The records are rich with names and personal information of individuals whose correspondence includes marriage certificates, schooling information, labor contracts, hospital records, complaints, relief rolls, land applications, requests for legal aid and protection, and trial summaries.
M809 Assistant Commissioner Records for Alabama
M810 Superintendent of Education Records for Alabama
M1900 Field Office Records for Alabama
M979 Assistant Commissioner Records for Arkansas
M980 Superintendent of Education Records for Arkansas
M1901 Field Office Records for Arkansas
M1055 Assistant Commissioner Records for District of Columbia
M1056 Superintendent of Education Records for District of Columbia

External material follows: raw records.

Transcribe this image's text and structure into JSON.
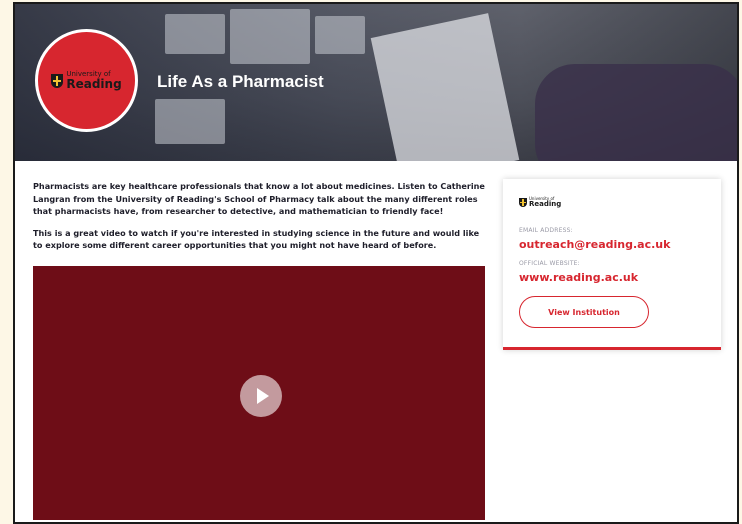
{
  "hero": {
    "title": "Life As a Pharmacist",
    "logo": {
      "top_text": "University of",
      "bottom_text": "Reading"
    }
  },
  "description": {
    "paragraph_1": "Pharmacists are key healthcare professionals that know a lot about medicines. Listen to Catherine Langran from the University of Reading's School of Pharmacy talk about the many different roles that pharmacists have, from researcher to detective, and mathematician to friendly face!",
    "paragraph_2": "This is a great video to watch if you're interested in studying science in the future and would like to explore some different career opportunities that you might not have heard of before."
  },
  "video": {
    "play_icon": "play-icon"
  },
  "card": {
    "logo": {
      "top_text": "University of",
      "bottom_text": "Reading"
    },
    "email_label": "EMAIL ADDRESS:",
    "email": "outreach@reading.ac.uk",
    "website_label": "OFFICIAL WEBSITE:",
    "website": "www.reading.ac.uk",
    "button_label": "View Institution"
  },
  "colors": {
    "brand_red": "#d7262f",
    "video_bg": "#6e0d17"
  }
}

M1902 Field Office Records for District of Columbia
M798 Assistant Commissioner Records for Georgia
M799 Superintendent of Education Records for Georgia
M1903 Field Office Records for Georgia

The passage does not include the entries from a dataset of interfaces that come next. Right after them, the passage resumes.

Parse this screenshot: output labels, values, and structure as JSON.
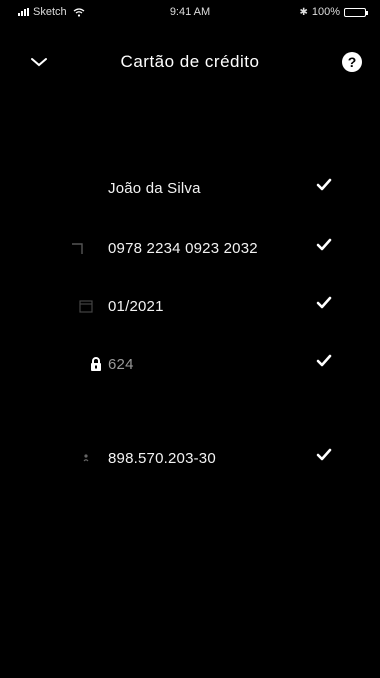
{
  "status_bar": {
    "carrier": "Sketch",
    "time": "9:41 AM",
    "battery": "100%"
  },
  "nav": {
    "title": "Cartão de crédito",
    "help_label": "?"
  },
  "fields": [
    {
      "name": "holder-name",
      "icon": "none",
      "value": "João da Silva",
      "checked": true
    },
    {
      "name": "card-number",
      "icon": "card-icon",
      "value": "0978 2234 0923 2032",
      "checked": true
    },
    {
      "name": "expiry-date",
      "icon": "calendar-icon",
      "value": "01/2021",
      "checked": true
    },
    {
      "name": "cvv",
      "icon": "lock-icon",
      "value": "624",
      "checked": true
    },
    {
      "name": "cpf",
      "icon": "person-icon",
      "value": "898.570.203-30",
      "checked": true
    }
  ]
}
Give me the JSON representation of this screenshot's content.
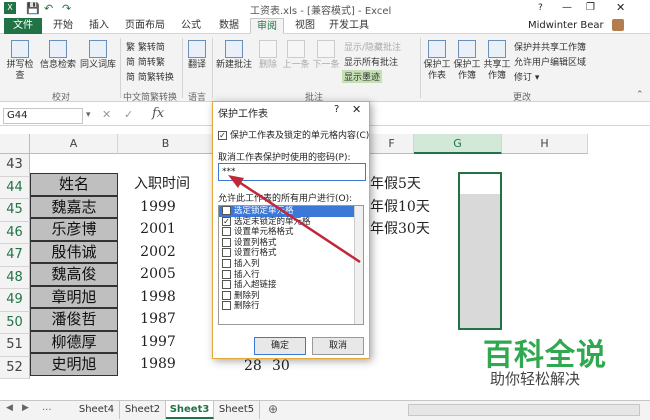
{
  "window": {
    "title": "工资表.xls - [兼容模式] - Excel",
    "user": "Midwinter Bear"
  },
  "tabs": [
    "文件",
    "开始",
    "插入",
    "页面布局",
    "公式",
    "数据",
    "审阅",
    "视图",
    "开发工具"
  ],
  "ribbon": {
    "proofing": {
      "label": "校对",
      "items": [
        "拼写检查",
        "信息检索",
        "同义词库"
      ]
    },
    "chinese": {
      "label": "中文简繁转换",
      "items": [
        "繁转简",
        "简转繁",
        "简繁转换"
      ]
    },
    "language": {
      "label": "语言",
      "items": [
        "翻译"
      ]
    },
    "comments": {
      "label": "批注",
      "items": [
        "新建批注",
        "删除",
        "上一条",
        "下一条"
      ],
      "side": [
        "显示/隐藏批注",
        "显示所有批注",
        "显示墨迹"
      ]
    },
    "changes": {
      "label": "更改",
      "items": [
        "保护工作表",
        "保护工作簿",
        "共享工作簿"
      ],
      "side": [
        "保护并共享工作簿",
        "允许用户编辑区域",
        "修订"
      ]
    }
  },
  "formula_bar": {
    "name_box": "G44",
    "fx": "fx"
  },
  "columns": [
    "A",
    "B",
    "C",
    "D",
    "E",
    "F",
    "G",
    "H"
  ],
  "rows": [
    "43",
    "44",
    "45",
    "46",
    "47",
    "48",
    "49",
    "50",
    "51",
    "52"
  ],
  "names": [
    "姓名",
    "魏嘉志",
    "乐彦博",
    "殷伟诚",
    "魏高俊",
    "章明旭",
    "潘俊哲",
    "柳德厚",
    "史明旭"
  ],
  "years": [
    "入职时间",
    "1999",
    "2001",
    "2002",
    "2005",
    "1998",
    "1987",
    "1997",
    "1989"
  ],
  "e_texts": [
    "年假5天",
    "年假10天",
    "年假30天"
  ],
  "partial": [
    "28",
    "30"
  ],
  "sheets": [
    "Sheet4",
    "Sheet2",
    "Sheet3",
    "Sheet5"
  ],
  "dialog": {
    "title": "保护工作表",
    "protect_check": "保护工作表及锁定的单元格内容(C)",
    "password_label": "取消工作表保护时使用的密码(P):",
    "password_value": "***",
    "allow_label": "允许此工作表的所有用户进行(O):",
    "permissions": [
      {
        "label": "选定锁定单元格",
        "checked": true,
        "selected": true
      },
      {
        "label": "选定未锁定的单元格",
        "checked": true,
        "selected": false
      },
      {
        "label": "设置单元格格式",
        "checked": false,
        "selected": false
      },
      {
        "label": "设置列格式",
        "checked": false,
        "selected": false
      },
      {
        "label": "设置行格式",
        "checked": false,
        "selected": false
      },
      {
        "label": "插入列",
        "checked": false,
        "selected": false
      },
      {
        "label": "插入行",
        "checked": false,
        "selected": false
      },
      {
        "label": "插入超链接",
        "checked": false,
        "selected": false
      },
      {
        "label": "删除列",
        "checked": false,
        "selected": false
      },
      {
        "label": "删除行",
        "checked": false,
        "selected": false
      }
    ],
    "ok": "确定",
    "cancel": "取消"
  },
  "watermark": {
    "main": "百科全说",
    "sub": "助你轻松解决"
  },
  "colors": {
    "excel_green": "#217346",
    "dialog_border": "#e4a93a",
    "arrow": "#c0283a"
  }
}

M1026 Superintendent of Education Records for Louisiana
M1027 Assistant Commissioner Records for Louisiana
M1905 Field Office Records for Louisiana
M1483 Field Office Records for New Orleans
M826 Assistant Commissioner Records for Mississippi
M1907 Field Office Records for Mississippi
M1904 Mississippi Freedmen's Department Records (pre-Bureau)
M843 Assistant Commissioner Records for North Carolina
M844 Superintendent of Education Records for North Carolina
M1909 Field Office Records for North Carolina
M999 Assistant Commissioner Records for Tennessee
M1000 Superintendent of Education Records for Tennessee
M1911 Field Office Records for Tennessee
M821 Assistant Commissioner Records for Texas
M822 Superintendent of Education Records for Texas
M1912 Field Office Records for Texas
M1048 Assistant Commissioner Records for Virginia
M1053 Superintendent of Education Records for Virginia
M1913 Field Office Records for Virginia
This series contains hundreds of marriage records of newly liberated African Americans in the Civil War era collected from 1861 through 1869 first by the Union Army and then by the Freedmen's Bureau in its field offices in the Southern States and the District of Columbia. The marriage records were then collected at the Washington, DC headquarters.
Record types include unbound marriage certificates, marriage licenses, monthly reports of marriages, and other proofs of marriage. Record type and quantity varies with each state.
Marriage Certificate of Thomas Harris and Jane Harris (Shute) Issued April 28, 1866 (NAID 595003)
M1875 Marriage Records of the Office of the Commissioner, Washington Headquarters
Freedmen's Marriage Certificates (NAID 595003)
Adjutant General's Office Records
The records of the Freedmen's Branch of the Adjutant General's Office (1872-78) contain valuable genealogical information on Black soldiers and sailors found in documents and letters they submitted for bounty, pension, arrears of pay, commutation of rations, and prize money. The branch continued the work of the Freedmen's Bureau in receiving, passing upon, and paying military claims. Other documents include letters sent, lists and registers of claimants, reports of persons and articles hired, returns of public property, and affidavits. The records can be useful when used in conjunction with military service and pension records.
The records are from field offices in Georgia, Kansas, Kentucky, Louisiana, Mississippi, Missouri, North Carolina, South Carolina, Tennessee, and Virginia.
M2029 Records of the Field Offices of the Bureau, Office of the Adjutant General